*FERRARI AND MASERATI GLOBAL MORE THAN DOUBLE IN JAN TO 2,400
...a month where the non-1%-auto-makers struggled mightily. Of course, the latter missed expectations are blamed on weather (as opposed to dealer inventories stuffed at record levels, a replacement cycle that has run its course, or a consumer that is once again credit-tapped out). So, the clear findings from this is that the 1% - who are buying more luxury cars than ever before in January - clearly don't feel the weather...
The economist Herbert Stein once said that if something can't go on forever, it will stop. The pattern of the last few decades, in which higher education costs grew much faster than incomes, with the difference made up by borrowing, can't go on forever... There is no point in trying to preserve the old regime as "working your way through college" is now impossible. For an 18-year-old, investing such a six-figure sum in an education without a payoff makes no more sense than buying a Ferrari on credit.
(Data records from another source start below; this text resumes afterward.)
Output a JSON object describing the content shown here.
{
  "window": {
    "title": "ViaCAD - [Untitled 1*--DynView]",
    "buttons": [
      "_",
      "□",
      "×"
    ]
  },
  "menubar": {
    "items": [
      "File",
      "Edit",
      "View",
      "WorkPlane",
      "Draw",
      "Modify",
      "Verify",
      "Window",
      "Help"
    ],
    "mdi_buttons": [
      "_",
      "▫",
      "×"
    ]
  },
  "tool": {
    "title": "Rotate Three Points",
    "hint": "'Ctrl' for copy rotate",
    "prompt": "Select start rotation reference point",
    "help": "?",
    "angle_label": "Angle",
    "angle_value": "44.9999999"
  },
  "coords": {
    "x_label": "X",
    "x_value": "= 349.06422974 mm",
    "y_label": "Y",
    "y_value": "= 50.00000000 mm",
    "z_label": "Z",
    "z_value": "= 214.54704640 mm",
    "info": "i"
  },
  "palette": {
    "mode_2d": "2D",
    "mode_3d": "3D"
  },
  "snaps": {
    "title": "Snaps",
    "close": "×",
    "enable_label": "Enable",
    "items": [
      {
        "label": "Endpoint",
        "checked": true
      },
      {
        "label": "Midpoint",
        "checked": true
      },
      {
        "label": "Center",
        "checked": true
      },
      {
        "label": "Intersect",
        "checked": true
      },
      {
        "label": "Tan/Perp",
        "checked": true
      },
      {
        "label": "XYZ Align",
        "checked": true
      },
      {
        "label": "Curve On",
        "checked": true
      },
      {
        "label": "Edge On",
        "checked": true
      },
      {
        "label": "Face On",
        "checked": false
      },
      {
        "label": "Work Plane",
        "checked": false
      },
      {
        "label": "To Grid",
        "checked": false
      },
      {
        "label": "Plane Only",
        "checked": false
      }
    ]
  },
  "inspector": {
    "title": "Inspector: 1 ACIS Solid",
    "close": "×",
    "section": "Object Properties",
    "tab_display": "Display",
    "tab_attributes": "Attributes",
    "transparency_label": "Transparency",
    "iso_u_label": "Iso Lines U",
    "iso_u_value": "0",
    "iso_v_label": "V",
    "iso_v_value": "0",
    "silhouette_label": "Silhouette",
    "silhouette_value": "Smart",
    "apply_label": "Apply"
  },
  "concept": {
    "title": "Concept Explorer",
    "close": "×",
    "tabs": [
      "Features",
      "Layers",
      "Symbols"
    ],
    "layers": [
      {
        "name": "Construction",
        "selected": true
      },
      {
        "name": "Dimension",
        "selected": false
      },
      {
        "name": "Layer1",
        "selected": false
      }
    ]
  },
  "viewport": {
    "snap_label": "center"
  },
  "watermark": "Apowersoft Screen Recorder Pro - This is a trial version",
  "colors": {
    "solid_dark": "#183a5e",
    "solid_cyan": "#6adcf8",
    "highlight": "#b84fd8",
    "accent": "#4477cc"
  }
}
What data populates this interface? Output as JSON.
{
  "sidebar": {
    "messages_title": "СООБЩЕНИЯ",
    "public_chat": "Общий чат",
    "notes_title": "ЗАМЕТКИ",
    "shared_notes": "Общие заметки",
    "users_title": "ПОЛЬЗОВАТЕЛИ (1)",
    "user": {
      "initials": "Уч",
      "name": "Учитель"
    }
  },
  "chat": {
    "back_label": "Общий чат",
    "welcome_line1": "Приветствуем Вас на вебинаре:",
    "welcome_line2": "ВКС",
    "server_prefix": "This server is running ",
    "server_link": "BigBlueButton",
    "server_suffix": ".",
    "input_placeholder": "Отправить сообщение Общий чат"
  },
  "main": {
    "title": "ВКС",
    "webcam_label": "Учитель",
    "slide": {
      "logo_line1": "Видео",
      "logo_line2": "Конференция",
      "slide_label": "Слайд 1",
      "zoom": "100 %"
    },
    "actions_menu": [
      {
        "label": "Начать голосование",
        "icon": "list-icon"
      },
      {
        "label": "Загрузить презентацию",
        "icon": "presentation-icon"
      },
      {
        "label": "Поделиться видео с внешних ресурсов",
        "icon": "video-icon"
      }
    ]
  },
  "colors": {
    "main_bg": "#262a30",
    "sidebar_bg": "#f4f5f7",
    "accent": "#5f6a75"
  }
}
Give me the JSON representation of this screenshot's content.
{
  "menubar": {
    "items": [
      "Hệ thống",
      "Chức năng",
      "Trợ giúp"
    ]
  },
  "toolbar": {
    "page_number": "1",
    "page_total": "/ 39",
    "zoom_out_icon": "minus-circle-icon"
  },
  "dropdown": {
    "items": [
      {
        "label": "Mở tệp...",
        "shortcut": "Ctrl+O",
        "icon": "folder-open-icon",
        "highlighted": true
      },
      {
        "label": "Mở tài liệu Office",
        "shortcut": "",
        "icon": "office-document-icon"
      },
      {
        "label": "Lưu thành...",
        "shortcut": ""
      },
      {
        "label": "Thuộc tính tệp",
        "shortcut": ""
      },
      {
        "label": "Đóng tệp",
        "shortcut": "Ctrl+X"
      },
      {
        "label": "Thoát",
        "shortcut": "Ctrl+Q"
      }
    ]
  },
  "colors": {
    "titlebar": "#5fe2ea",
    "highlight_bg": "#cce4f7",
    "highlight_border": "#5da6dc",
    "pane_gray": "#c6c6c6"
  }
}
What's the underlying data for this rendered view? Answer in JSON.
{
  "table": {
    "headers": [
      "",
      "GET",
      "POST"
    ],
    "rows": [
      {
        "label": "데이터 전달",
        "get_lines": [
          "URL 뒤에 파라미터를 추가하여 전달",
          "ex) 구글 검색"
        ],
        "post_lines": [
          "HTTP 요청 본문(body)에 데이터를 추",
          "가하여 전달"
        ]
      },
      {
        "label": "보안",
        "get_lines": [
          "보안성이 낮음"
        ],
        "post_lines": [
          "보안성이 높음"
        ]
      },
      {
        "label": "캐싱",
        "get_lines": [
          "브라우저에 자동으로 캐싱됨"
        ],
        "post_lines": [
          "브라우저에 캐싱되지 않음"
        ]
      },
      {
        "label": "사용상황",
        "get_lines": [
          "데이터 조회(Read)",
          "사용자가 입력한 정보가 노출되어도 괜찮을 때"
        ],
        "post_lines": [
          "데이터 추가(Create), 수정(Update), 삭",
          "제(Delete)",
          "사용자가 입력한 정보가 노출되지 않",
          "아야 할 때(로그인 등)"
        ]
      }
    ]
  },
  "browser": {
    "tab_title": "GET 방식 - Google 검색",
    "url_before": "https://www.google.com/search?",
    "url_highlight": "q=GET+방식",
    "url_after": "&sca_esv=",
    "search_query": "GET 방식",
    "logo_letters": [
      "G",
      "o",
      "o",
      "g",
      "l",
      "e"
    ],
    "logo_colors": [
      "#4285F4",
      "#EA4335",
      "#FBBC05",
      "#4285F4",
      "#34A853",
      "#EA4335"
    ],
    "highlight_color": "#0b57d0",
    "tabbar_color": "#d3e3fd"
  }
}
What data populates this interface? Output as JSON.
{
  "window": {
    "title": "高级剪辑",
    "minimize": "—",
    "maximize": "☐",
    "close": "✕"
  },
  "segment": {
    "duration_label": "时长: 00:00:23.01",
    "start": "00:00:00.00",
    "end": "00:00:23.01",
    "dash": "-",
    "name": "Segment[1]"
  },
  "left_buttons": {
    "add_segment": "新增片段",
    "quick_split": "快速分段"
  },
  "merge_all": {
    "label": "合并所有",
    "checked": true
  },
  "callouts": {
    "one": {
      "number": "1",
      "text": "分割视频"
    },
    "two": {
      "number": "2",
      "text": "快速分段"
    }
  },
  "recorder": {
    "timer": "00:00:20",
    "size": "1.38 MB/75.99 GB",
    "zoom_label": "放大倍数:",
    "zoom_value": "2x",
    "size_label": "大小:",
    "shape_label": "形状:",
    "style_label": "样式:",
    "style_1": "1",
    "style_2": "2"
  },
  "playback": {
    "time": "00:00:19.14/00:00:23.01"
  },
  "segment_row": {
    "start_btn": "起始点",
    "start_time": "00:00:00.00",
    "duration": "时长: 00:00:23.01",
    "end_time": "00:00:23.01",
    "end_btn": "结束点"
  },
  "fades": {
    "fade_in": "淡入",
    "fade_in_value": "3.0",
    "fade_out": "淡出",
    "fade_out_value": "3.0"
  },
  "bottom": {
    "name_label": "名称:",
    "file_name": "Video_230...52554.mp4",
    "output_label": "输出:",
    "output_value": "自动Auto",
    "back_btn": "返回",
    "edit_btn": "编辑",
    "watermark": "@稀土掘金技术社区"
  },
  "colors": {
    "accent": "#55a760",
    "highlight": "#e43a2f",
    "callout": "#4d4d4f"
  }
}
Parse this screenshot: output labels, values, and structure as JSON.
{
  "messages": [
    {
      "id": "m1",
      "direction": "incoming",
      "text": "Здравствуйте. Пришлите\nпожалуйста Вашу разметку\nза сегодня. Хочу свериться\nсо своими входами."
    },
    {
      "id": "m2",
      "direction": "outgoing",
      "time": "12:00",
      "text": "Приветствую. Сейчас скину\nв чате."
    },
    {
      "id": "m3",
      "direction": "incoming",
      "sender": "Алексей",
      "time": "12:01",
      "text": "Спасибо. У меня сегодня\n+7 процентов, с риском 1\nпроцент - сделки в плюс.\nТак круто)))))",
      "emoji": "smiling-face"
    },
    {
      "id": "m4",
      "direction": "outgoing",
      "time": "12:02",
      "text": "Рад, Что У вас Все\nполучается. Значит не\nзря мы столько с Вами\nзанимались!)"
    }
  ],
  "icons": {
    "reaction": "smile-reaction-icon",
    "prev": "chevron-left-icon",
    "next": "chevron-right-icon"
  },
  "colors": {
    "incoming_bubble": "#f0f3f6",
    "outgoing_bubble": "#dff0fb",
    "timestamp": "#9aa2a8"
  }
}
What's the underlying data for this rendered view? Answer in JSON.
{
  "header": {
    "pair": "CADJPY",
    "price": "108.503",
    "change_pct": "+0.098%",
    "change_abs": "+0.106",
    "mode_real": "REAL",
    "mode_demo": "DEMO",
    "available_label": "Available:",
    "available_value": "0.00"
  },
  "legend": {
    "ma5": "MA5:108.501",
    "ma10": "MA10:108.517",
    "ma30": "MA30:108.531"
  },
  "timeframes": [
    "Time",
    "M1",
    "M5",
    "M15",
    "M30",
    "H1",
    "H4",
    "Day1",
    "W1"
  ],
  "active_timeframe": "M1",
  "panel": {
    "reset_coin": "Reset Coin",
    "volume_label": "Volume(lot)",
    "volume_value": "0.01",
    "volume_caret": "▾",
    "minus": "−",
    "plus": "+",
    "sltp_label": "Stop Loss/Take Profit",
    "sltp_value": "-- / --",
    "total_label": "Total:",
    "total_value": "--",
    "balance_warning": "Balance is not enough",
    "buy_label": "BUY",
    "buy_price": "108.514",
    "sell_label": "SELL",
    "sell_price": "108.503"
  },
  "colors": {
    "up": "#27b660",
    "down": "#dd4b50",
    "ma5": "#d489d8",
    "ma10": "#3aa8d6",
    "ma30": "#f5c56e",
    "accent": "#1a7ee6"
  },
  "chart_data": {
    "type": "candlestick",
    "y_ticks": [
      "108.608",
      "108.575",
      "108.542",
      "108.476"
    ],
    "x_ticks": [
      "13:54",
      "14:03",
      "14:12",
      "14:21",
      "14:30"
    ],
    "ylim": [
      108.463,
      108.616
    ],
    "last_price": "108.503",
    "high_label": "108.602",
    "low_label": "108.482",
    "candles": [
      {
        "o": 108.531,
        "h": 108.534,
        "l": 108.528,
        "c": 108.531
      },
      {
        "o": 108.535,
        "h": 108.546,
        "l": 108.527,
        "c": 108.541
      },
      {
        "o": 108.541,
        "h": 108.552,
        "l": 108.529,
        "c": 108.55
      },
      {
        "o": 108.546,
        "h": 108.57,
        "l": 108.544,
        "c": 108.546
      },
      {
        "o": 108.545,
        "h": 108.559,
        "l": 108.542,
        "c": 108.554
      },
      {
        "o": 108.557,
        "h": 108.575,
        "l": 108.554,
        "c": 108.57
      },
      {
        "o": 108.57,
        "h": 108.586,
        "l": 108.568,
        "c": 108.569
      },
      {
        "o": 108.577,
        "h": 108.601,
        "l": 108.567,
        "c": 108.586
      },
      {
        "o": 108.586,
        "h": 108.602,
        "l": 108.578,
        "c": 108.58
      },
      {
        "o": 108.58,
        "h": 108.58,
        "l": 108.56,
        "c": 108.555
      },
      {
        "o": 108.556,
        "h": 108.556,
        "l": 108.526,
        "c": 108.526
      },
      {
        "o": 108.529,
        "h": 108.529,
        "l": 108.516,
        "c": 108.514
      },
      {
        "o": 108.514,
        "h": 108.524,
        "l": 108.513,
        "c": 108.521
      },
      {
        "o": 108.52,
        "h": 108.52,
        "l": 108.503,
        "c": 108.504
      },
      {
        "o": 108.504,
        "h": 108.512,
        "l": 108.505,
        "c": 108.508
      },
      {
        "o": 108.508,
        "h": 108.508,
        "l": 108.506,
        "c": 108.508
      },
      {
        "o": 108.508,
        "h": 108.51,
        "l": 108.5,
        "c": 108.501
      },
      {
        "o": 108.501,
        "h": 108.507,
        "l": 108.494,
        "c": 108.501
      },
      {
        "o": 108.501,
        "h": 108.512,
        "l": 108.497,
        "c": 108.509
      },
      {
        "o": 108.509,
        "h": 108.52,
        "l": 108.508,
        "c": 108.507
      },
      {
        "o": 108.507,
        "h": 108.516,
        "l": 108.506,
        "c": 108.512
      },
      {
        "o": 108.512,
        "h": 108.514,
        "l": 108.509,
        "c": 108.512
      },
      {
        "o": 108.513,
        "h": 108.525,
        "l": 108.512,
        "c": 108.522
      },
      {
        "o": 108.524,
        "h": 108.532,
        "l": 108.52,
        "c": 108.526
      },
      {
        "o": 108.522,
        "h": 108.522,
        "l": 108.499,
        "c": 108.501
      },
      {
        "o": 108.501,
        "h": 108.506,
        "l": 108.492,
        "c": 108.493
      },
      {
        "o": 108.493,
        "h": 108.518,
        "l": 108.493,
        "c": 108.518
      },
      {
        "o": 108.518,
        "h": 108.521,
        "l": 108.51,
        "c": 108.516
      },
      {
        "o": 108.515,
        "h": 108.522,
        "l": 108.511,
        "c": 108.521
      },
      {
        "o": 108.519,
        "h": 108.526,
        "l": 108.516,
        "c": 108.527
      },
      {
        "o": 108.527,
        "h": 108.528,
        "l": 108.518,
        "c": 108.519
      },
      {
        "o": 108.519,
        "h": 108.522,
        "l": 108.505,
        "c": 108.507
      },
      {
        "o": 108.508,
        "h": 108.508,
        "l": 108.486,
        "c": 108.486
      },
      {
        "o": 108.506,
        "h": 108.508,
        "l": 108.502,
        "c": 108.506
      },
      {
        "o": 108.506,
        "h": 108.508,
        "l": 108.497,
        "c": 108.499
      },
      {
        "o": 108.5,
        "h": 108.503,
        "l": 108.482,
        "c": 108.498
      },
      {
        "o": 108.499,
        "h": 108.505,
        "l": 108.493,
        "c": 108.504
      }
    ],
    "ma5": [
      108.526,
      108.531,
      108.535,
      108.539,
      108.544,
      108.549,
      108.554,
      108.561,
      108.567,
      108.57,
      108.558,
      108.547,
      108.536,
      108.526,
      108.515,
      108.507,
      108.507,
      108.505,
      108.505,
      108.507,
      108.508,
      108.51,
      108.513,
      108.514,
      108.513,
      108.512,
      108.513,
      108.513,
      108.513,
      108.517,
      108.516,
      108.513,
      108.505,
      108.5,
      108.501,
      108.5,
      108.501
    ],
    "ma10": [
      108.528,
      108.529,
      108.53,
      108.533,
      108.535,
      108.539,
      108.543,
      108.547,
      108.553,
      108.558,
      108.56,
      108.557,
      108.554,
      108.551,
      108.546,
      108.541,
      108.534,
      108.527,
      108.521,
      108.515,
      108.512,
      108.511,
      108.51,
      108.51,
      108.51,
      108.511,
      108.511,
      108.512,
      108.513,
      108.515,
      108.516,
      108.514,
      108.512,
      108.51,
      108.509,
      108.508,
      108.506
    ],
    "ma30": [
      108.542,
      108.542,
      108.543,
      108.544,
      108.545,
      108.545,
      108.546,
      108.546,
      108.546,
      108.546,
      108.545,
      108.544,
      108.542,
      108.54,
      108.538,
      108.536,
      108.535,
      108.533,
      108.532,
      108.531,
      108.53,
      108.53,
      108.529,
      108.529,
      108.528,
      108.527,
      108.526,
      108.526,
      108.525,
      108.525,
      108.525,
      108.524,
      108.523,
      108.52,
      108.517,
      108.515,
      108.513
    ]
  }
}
When the first response taken by major banks such as JPMorgan, in the aftermath of the massive 40 million credit and debit card hack of the third largest US retailer Target, was to lower ATM withdrawal and purchase limits, it became clear that there was more here than simply a well-organized credit card number scrape. And indeed, as Reuters reports, the hackers who compromised up to 40 million credit cards and debit cards also managed to steal encrypted personal identification numbers (PINs) according to a senior payments executive familiar with the situation. And since from there to emptying bank accounts and saved deposits is only a keystroke away, with no credit card processor intermediate to offload liability to, banks had no choice but to immediately limit debit card access to as much 10% of their clients, in JPM's case, in an unprecedented first, which just may have shown the way of how to limit a cash withdrawal panic if and when the need to do so arises.
From the United States to Europe and Asia: The world's central banks are flooding markets with liquidity and pushing deeper into unknown monetary policy territory. Jim Grant tells Germany's Finanz und Wirtschaft that he "fears that this journey will not end well." The sharply thinking Wall Street veteran doesn’t trust the theoretical models of the central banks and warns of irrational exuberance in the financial markets adding that "the stock market is increasingly full of stocks that are borne aloft by hope rather than demonstrated performance."
In the US and Europe, 95% of the buyers are male. Average age is 55. What's different in China?
In China, 9 out of 10 billionaires are self-made, the highest percentage of any country (and by self-made we are unsure whether BusinessWeek's Christina Larson means via entrepreurial spirits or government connected handout) but there is another fact that makes the Chinese billionaire different from the rest of the average run-of-the-mill billionaires we discussed here. The average age of the country’s 157 billionaires is 53 years old - nine years younger than the world average. But perhaps the most shocking statistic among the luxury buyer is that the average Ferrari buyer in the U.S. is 47 years old; in China, he is 32.
The electric car dream may be ending, one flaming Lithium Ion battery pack a time (no matter how Borgified the cult following of the carmaker may be), but when it comes to combustible engines, some have never had it better. Such as Mercedes. According to Reuters "Daimler's luxury brand Mercedes-Benz sold the most cars in one month in its history in September, German paper Bild reported on Thursday. The carmaker sold over 142,000 cars last month, a rise of 15.9 percent, driven by demand in China and the United States, the paper said in an advance copy of an article to be published on Thursday." So who again says the wealth effect does not trickle down... If mostly to the Mercedes-Benz and the 0.01%-ers bottom line that is.
Crashing luxury sales in China is a hard-to-swallow concept for the industry.